**TASK OBJECTIVE**:
Look through the records below and copy each line that includes the word "type".

##########

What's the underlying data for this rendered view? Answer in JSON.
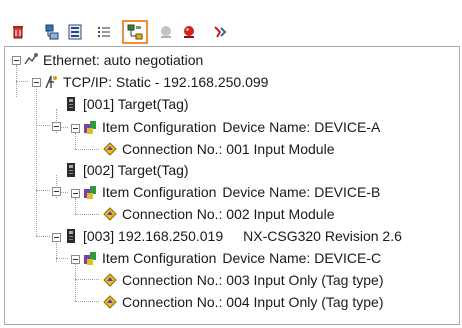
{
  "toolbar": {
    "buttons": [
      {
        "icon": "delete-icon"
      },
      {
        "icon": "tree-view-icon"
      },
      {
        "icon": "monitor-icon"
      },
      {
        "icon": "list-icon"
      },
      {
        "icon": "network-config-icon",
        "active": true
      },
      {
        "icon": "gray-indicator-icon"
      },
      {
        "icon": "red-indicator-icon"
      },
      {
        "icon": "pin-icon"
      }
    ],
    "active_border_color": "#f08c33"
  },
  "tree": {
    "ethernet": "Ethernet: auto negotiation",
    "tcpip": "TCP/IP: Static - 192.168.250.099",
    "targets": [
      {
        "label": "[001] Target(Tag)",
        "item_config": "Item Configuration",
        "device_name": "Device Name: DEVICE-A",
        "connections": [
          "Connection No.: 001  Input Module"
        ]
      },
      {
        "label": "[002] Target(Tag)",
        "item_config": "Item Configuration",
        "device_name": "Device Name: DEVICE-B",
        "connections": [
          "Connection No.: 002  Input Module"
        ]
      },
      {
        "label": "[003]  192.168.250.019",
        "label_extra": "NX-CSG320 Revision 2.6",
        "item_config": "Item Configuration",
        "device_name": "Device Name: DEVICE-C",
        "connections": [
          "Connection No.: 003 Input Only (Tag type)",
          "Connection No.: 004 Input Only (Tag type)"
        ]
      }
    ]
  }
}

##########

**EXERCISE RESPONSE**:
          "Connection No.: 003 Input Only (Tag type)",
          "Connection No.: 004 Input Only (Tag type)"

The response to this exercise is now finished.